Last week, I caught up with poet Amie Whittemore, author of the recently published collection, Glass Harvest (Autumn House Press), and we talked about the “priceless opportunities” living in the C-U area offered her and about her mentor, the late C-U writer Brigit Pegeen Kelly.
Whittemore grew up about an hour and a half north on a small farm outside Momence, and the University of Illinois was her top choice for a variety of reasons, including an anonymity that was impossible in her graduating class of 100 students.
“What I realized over the course of my four years in C-U was 1. I was not anonymous,” Whittemore said, “and 2. what I really craved was space to figure out who I really was and what I wanted out of life—space that did not seem accessible in Momence.”
For Whittemore, this space was granted through opportunities, not anonymity.
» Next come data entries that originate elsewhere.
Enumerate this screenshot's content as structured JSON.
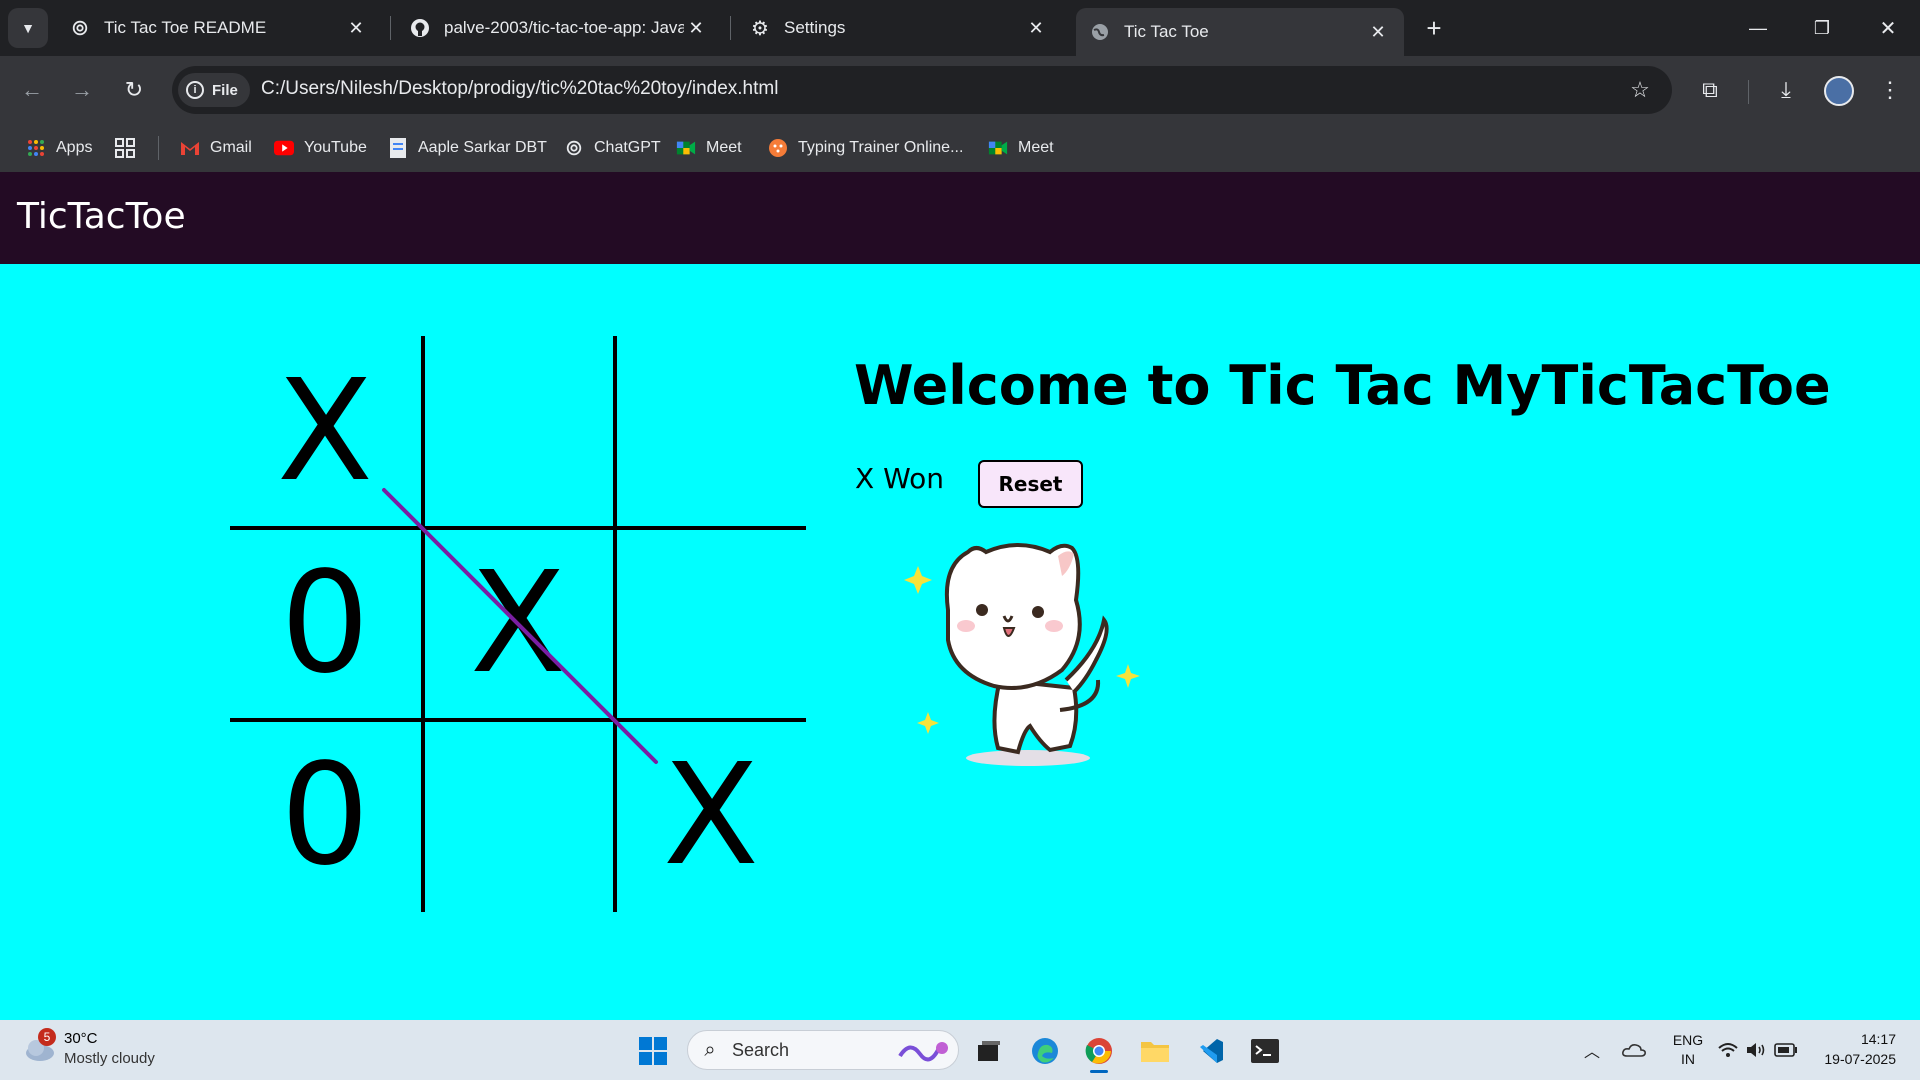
{
  "browser": {
    "tabs": [
      {
        "label": "Tic Tac Toe README",
        "icon": "openai-icon"
      },
      {
        "label": "palve-2003/tic-tac-toe-app: JavaSc",
        "icon": "github-icon"
      },
      {
        "label": "Settings",
        "icon": "gear-icon"
      },
      {
        "label": "Tic Tac Toe",
        "icon": "globe-icon"
      }
    ],
    "new_tab": "+",
    "address": {
      "scheme_label": "File",
      "url": "C:/Users/Nilesh/Desktop/prodigy/tic%20tac%20toy/index.html"
    },
    "bookmarks": [
      {
        "label": "Apps"
      },
      {
        "label": "Gmail"
      },
      {
        "label": "YouTube"
      },
      {
        "label": "Aaple Sarkar DBT"
      },
      {
        "label": "ChatGPT"
      },
      {
        "label": "Meet"
      },
      {
        "label": "Typing Trainer Online..."
      },
      {
        "label": "Meet"
      }
    ]
  },
  "page": {
    "brand": "TicTacToe",
    "heading": "Welcome to Tic Tac MyTicTacToe",
    "status": "X Won",
    "reset_label": "Reset",
    "board": [
      "X",
      "",
      "",
      "0",
      "X",
      "",
      "0",
      "",
      "X"
    ],
    "win_line_color": "#7a1fa2"
  },
  "taskbar": {
    "weather": {
      "badge": "5",
      "temp": "30°C",
      "desc": "Mostly cloudy"
    },
    "search_placeholder": "Search",
    "language": {
      "line1": "ENG",
      "line2": "IN"
    },
    "time": "14:17",
    "date": "19-07-2025"
  }
}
Whittemore discovered poetry classes (that she didn’t know even existed), and she was hooked. Until her time in C-U, she had no idea she could major in creative writing, let along go on to get a master’s degree in creative writing.
“As I leaned into my passion and interest in creative writing, I found myself turning to the landscape of Champaign for inspiration,” she said. “I wrote about the greenhouses on campus. The Morrow Plots enchanted me. I spent many morning hours on runs through Urbana, trying to puzzle out a poem.”
Champaign-Urbana was the first place where she began to feel part of a greater literary community — largely due to her professors in the English department, Brigit Pegeen Kelly. Whittemore chronicled much of her experience working with Kelly in a short essay she wrote upon the news of her death last year.
“Much of my ongoing affection for Champaign-Urbana is wrapped up in my ongoing affection for her,” Whittemore said. “I think this is because of how fully she inhabited the area as home, even though she was born in California and lived in several places over the course of her life. Yet her books, particularly Song and The Orchard, feel steeped in a landscape that many brush off as ‘flyover.’”
Whittemore agrees that Kelly’s poetry, as Eavan Boland expertly notes, is audacious in its refusal to fit neatly into any category.
“It is not littered with pop culture references,” Whittemore said. “It is mythical, allegorical in its proportions, its symbols familiars of the Midwestern landscape: a goat, the moon, bees, an orchard. This audacity has fed me — assured me that following my poetic interests, even if they are contrary to what is popular or prevalent, is not only acceptable, but vital.”